What to produce:
Within the listing below, how many lines contain "illustration"? Only the number is wanted.

Exercise material:

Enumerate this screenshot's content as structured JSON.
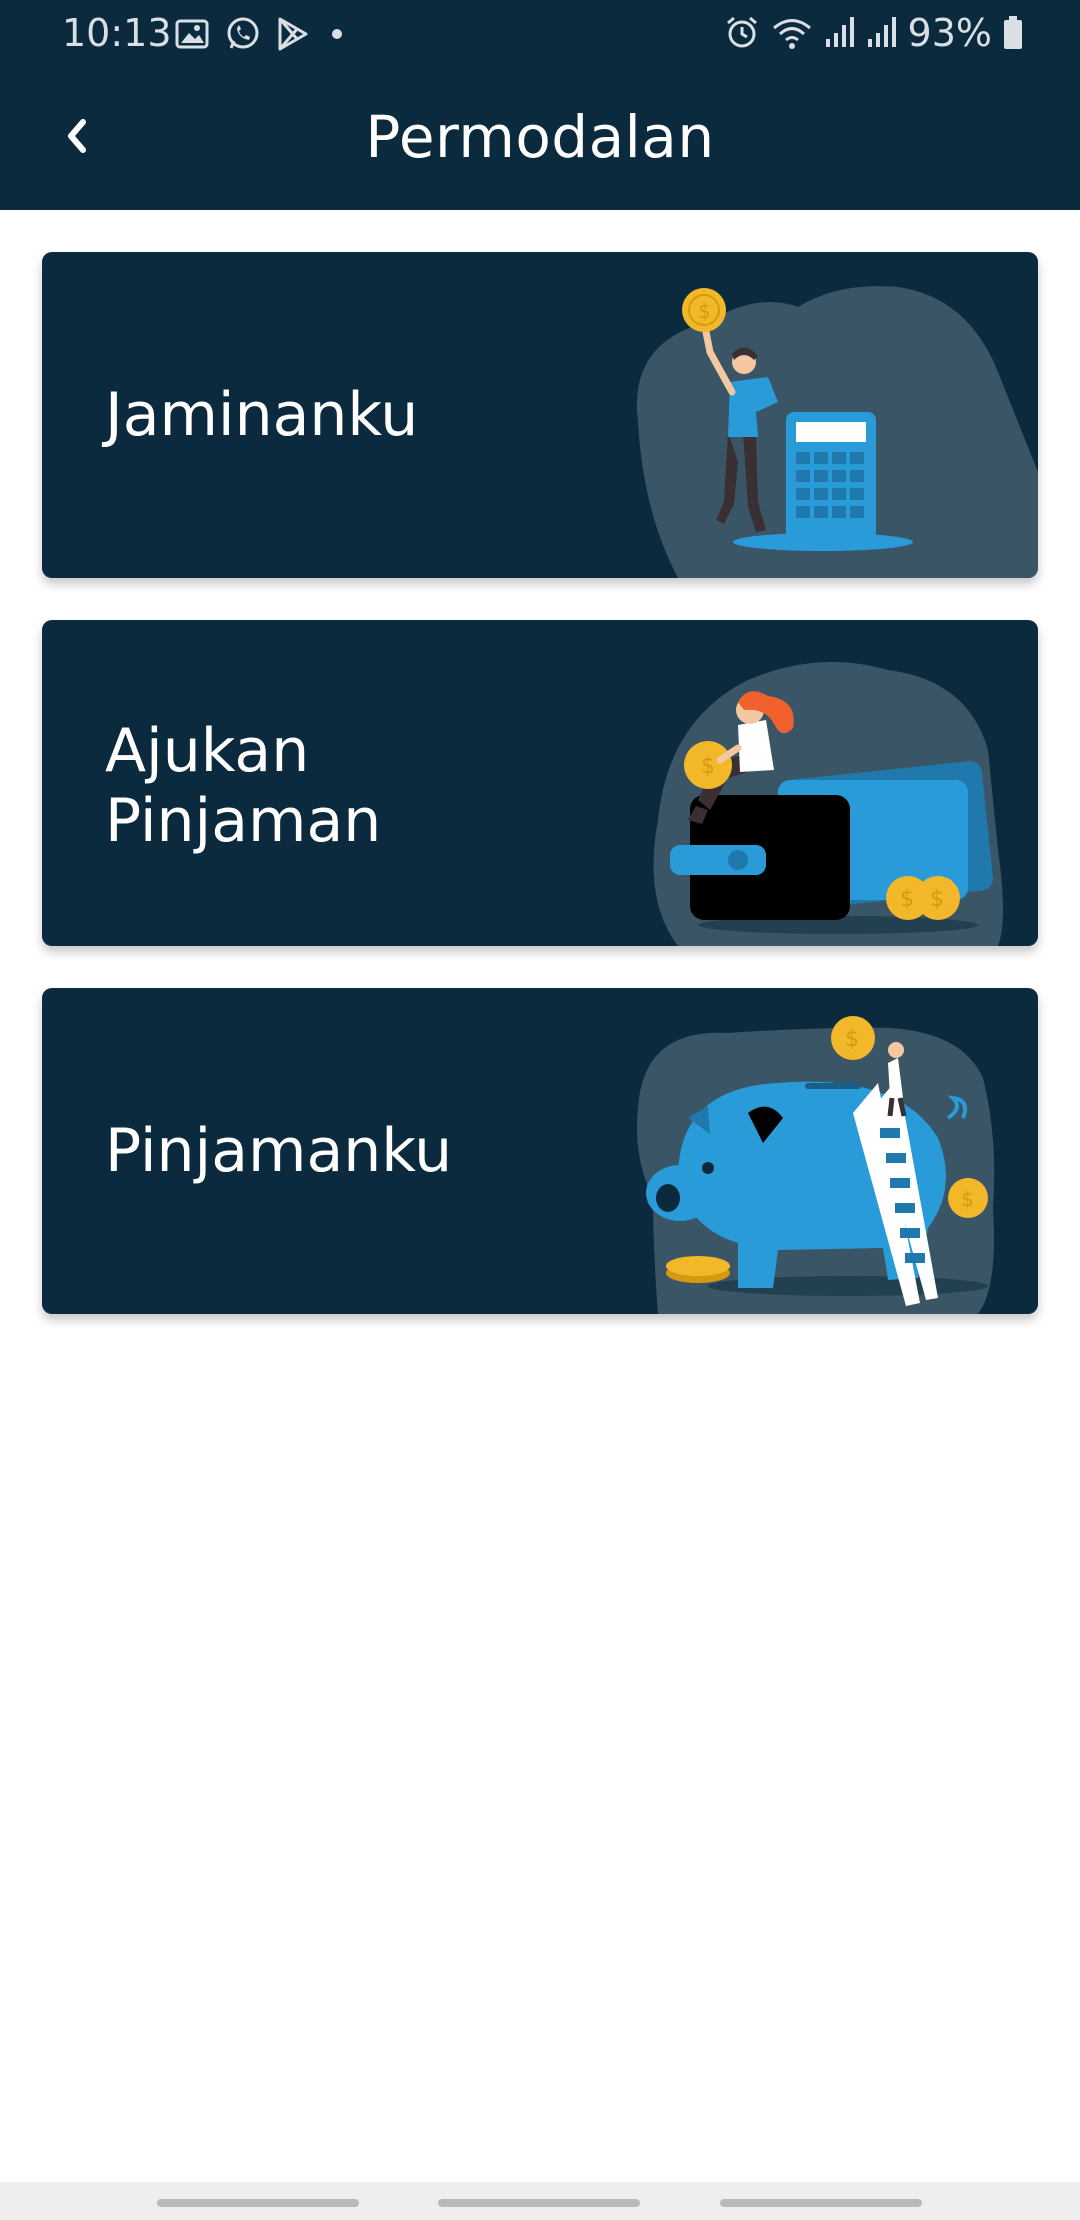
{
  "status_bar": {
    "time": "10:13",
    "battery": "93%",
    "left_icons": [
      "gallery-icon",
      "whatsapp-icon",
      "play-store-icon",
      "dot-icon"
    ],
    "right_icons": [
      "alarm-icon",
      "wifi-icon",
      "signal-icon",
      "signal-icon",
      "battery-icon"
    ]
  },
  "header": {
    "title": "Permodalan",
    "back_icon": "chevron-left-icon"
  },
  "menu": {
    "items": [
      {
        "label": "Jaminanku",
        "illustration": "calculator-illustration"
      },
      {
        "label": "Ajukan\nPinjaman",
        "illustration": "wallet-illustration"
      },
      {
        "label": "Pinjamanku",
        "illustration": "piggy-bank-illustration"
      }
    ]
  },
  "colors": {
    "primary": "#0b2a3d",
    "accent_blue": "#2a9bd9",
    "coin": "#f3b82a",
    "blob": "#395566"
  }
}
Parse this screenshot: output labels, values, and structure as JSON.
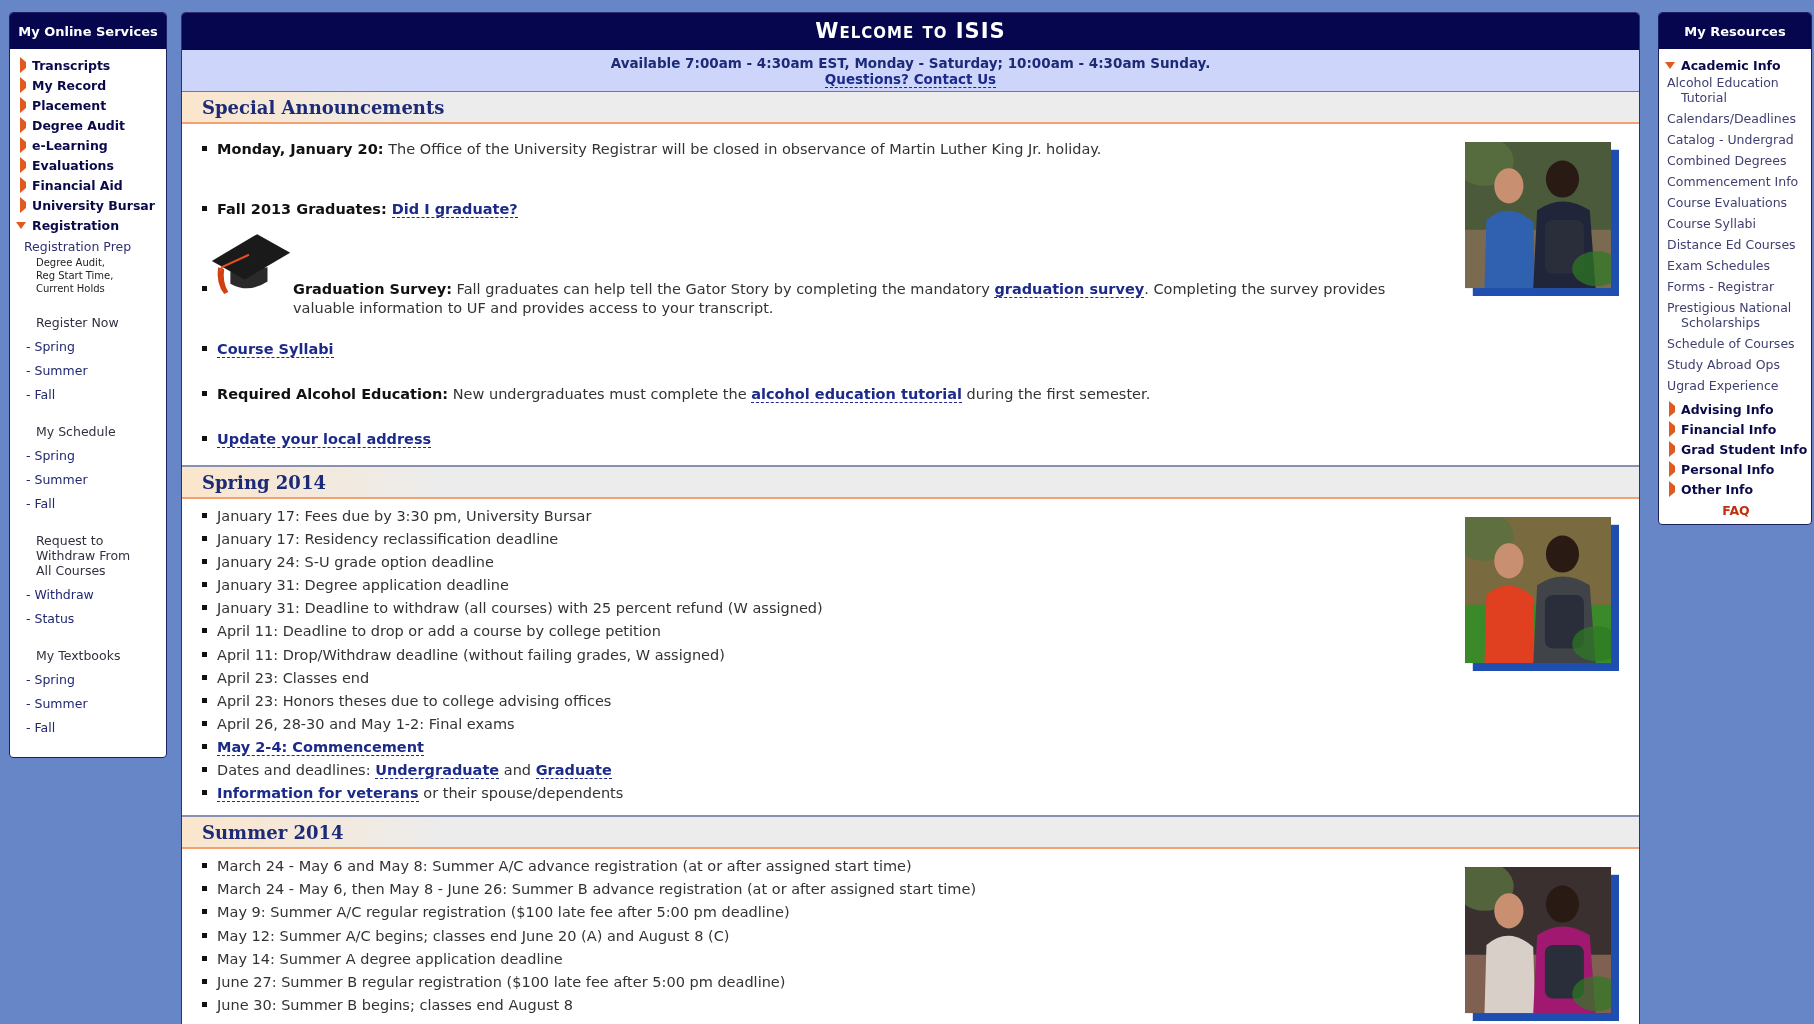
{
  "left_sidebar": {
    "title": "My Online Services",
    "items": [
      {
        "kind": "section",
        "label": "Transcripts",
        "expanded": false
      },
      {
        "kind": "section",
        "label": "My Record",
        "expanded": false
      },
      {
        "kind": "section",
        "label": "Placement",
        "expanded": false
      },
      {
        "kind": "section",
        "label": "Degree Audit",
        "expanded": false
      },
      {
        "kind": "section",
        "label": "e-Learning",
        "expanded": false
      },
      {
        "kind": "section",
        "label": "Evaluations",
        "expanded": false
      },
      {
        "kind": "section",
        "label": "Financial Aid",
        "expanded": false
      },
      {
        "kind": "section",
        "label": "University Bursar",
        "expanded": false
      },
      {
        "kind": "section",
        "label": "Registration",
        "expanded": true
      },
      {
        "kind": "prep",
        "label": "Registration Prep"
      },
      {
        "kind": "note",
        "label": "Degree Audit, Reg Start Time, Current Holds"
      },
      {
        "kind": "group",
        "label": "Register Now"
      },
      {
        "kind": "link",
        "label": "- Spring"
      },
      {
        "kind": "link",
        "label": "- Summer"
      },
      {
        "kind": "link",
        "label": "- Fall"
      },
      {
        "kind": "group",
        "label": "My Schedule"
      },
      {
        "kind": "link",
        "label": "- Spring"
      },
      {
        "kind": "link",
        "label": "- Summer"
      },
      {
        "kind": "link",
        "label": "- Fall"
      },
      {
        "kind": "group",
        "label": "Request to Withdraw From All Courses"
      },
      {
        "kind": "link",
        "label": "- Withdraw"
      },
      {
        "kind": "link",
        "label": "- Status"
      },
      {
        "kind": "group",
        "label": "My Textbooks"
      },
      {
        "kind": "link",
        "label": "- Spring"
      },
      {
        "kind": "link",
        "label": "- Summer"
      },
      {
        "kind": "link",
        "label": "- Fall"
      }
    ]
  },
  "main": {
    "title": "Welcome to ISIS",
    "availability": "Available 7:00am - 4:30am EST, Monday - Saturday; 10:00am - 4:30am Sunday.",
    "contact_link": "Questions? Contact Us",
    "sections": [
      {
        "title": "Special Announcements",
        "items": [
          {
            "kind": "text",
            "parts": [
              {
                "kind": "bold",
                "text": "Monday, January 20:"
              },
              {
                "kind": "plain",
                "text": " The Office of the University Registrar will be closed in observance of Martin Luther King Jr. holiday."
              }
            ]
          },
          {
            "kind": "text",
            "parts": [
              {
                "kind": "bold",
                "text": "Fall 2013 Graduates: "
              },
              {
                "kind": "link",
                "text": "Did I graduate?"
              }
            ]
          },
          {
            "kind": "cap",
            "parts": [
              {
                "kind": "bold",
                "text": "Graduation Survey:"
              },
              {
                "kind": "plain",
                "text": " Fall graduates can help tell the Gator Story by completing the mandatory "
              },
              {
                "kind": "link",
                "text": "graduation survey"
              },
              {
                "kind": "plain",
                "text": ". Completing the survey provides valuable information to UF and provides access to your transcript."
              }
            ]
          },
          {
            "kind": "text",
            "parts": [
              {
                "kind": "link",
                "text": "Course Syllabi"
              }
            ]
          },
          {
            "kind": "text",
            "parts": [
              {
                "kind": "bold",
                "text": "Required Alcohol Education:"
              },
              {
                "kind": "plain",
                "text": " New undergraduates must complete the "
              },
              {
                "kind": "link",
                "text": "alcohol education tutorial"
              },
              {
                "kind": "plain",
                "text": " during the first semester."
              }
            ]
          },
          {
            "kind": "text",
            "parts": [
              {
                "kind": "link",
                "text": "Update your local address"
              }
            ]
          }
        ]
      },
      {
        "title": "Spring 2014",
        "items": [
          {
            "kind": "text",
            "parts": [
              {
                "kind": "plain",
                "text": "January 17: Fees due by 3:30 pm, University Bursar"
              }
            ]
          },
          {
            "kind": "text",
            "parts": [
              {
                "kind": "plain",
                "text": "January 17: Residency reclassification deadline"
              }
            ]
          },
          {
            "kind": "text",
            "parts": [
              {
                "kind": "plain",
                "text": "January 24: S-U grade option deadline"
              }
            ]
          },
          {
            "kind": "text",
            "parts": [
              {
                "kind": "plain",
                "text": "January 31: Degree application deadline"
              }
            ]
          },
          {
            "kind": "text",
            "parts": [
              {
                "kind": "plain",
                "text": "January 31: Deadline to withdraw (all courses) with 25 percent refund (W assigned)"
              }
            ]
          },
          {
            "kind": "text",
            "parts": [
              {
                "kind": "plain",
                "text": "April 11: Deadline to drop or add a course by college petition"
              }
            ]
          },
          {
            "kind": "text",
            "parts": [
              {
                "kind": "plain",
                "text": "April 11: Drop/Withdraw deadline (without failing grades, W assigned)"
              }
            ]
          },
          {
            "kind": "text",
            "parts": [
              {
                "kind": "plain",
                "text": "April 23: Classes end"
              }
            ]
          },
          {
            "kind": "text",
            "parts": [
              {
                "kind": "plain",
                "text": "April 23: Honors theses due to college advising offices"
              }
            ]
          },
          {
            "kind": "text",
            "parts": [
              {
                "kind": "plain",
                "text": "April 26, 28-30 and May 1-2: Final exams"
              }
            ]
          },
          {
            "kind": "text",
            "parts": [
              {
                "kind": "link",
                "text": "May 2-4: Commencement"
              }
            ]
          },
          {
            "kind": "text",
            "parts": [
              {
                "kind": "plain",
                "text": "Dates and deadlines: "
              },
              {
                "kind": "link",
                "text": "Undergraduate"
              },
              {
                "kind": "plain",
                "text": " and "
              },
              {
                "kind": "link",
                "text": "Graduate"
              }
            ]
          },
          {
            "kind": "text",
            "parts": [
              {
                "kind": "link",
                "text": "Information for veterans"
              },
              {
                "kind": "plain",
                "text": " or their spouse/dependents"
              }
            ]
          }
        ]
      },
      {
        "title": "Summer 2014",
        "items": [
          {
            "kind": "text",
            "parts": [
              {
                "kind": "plain",
                "text": "March 24 - May 6 and May 8: Summer A/C advance registration (at or after assigned start time)"
              }
            ]
          },
          {
            "kind": "text",
            "parts": [
              {
                "kind": "plain",
                "text": "March 24 - May 6, then May 8 - June 26: Summer B advance registration (at or after assigned start time)"
              }
            ]
          },
          {
            "kind": "text",
            "parts": [
              {
                "kind": "plain",
                "text": "May 9: Summer A/C regular registration ($100 late fee after 5:00 pm deadline)"
              }
            ]
          },
          {
            "kind": "text",
            "parts": [
              {
                "kind": "plain",
                "text": "May 12: Summer A/C begins; classes end June 20 (A) and August 8 (C)"
              }
            ]
          },
          {
            "kind": "text",
            "parts": [
              {
                "kind": "plain",
                "text": "May 14: Summer A degree application deadline"
              }
            ]
          },
          {
            "kind": "text",
            "parts": [
              {
                "kind": "plain",
                "text": "June 27: Summer B regular registration ($100 late fee after 5:00 pm deadline)"
              }
            ]
          },
          {
            "kind": "text",
            "parts": [
              {
                "kind": "plain",
                "text": "June 30: Summer B begins; classes end August 8"
              }
            ]
          }
        ]
      }
    ]
  },
  "right_sidebar": {
    "title": "My Resources",
    "items": [
      {
        "kind": "section",
        "label": "Academic Info",
        "expanded": true
      },
      {
        "kind": "link",
        "label": "Alcohol Education Tutorial"
      },
      {
        "kind": "link",
        "label": "Calendars/Deadlines"
      },
      {
        "kind": "link",
        "label": "Catalog - Undergrad"
      },
      {
        "kind": "link",
        "label": "Combined Degrees"
      },
      {
        "kind": "link",
        "label": "Commencement Info"
      },
      {
        "kind": "link",
        "label": "Course Evaluations"
      },
      {
        "kind": "link",
        "label": "Course Syllabi"
      },
      {
        "kind": "link",
        "label": "Distance Ed Courses"
      },
      {
        "kind": "link",
        "label": "Exam Schedules"
      },
      {
        "kind": "link",
        "label": "Forms - Registrar"
      },
      {
        "kind": "link",
        "label": "Prestigious National Scholarships"
      },
      {
        "kind": "link",
        "label": "Schedule of Courses"
      },
      {
        "kind": "link",
        "label": "Study Abroad Ops"
      },
      {
        "kind": "link",
        "label": "Ugrad Experience"
      },
      {
        "kind": "section",
        "label": "Advising Info",
        "expanded": false
      },
      {
        "kind": "section",
        "label": "Financial Info",
        "expanded": false
      },
      {
        "kind": "section",
        "label": "Grad Student Info",
        "expanded": false
      },
      {
        "kind": "section",
        "label": "Personal Info",
        "expanded": false
      },
      {
        "kind": "section",
        "label": "Other Info",
        "expanded": false
      },
      {
        "kind": "faq",
        "label": "FAQ"
      }
    ]
  }
}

Result:
3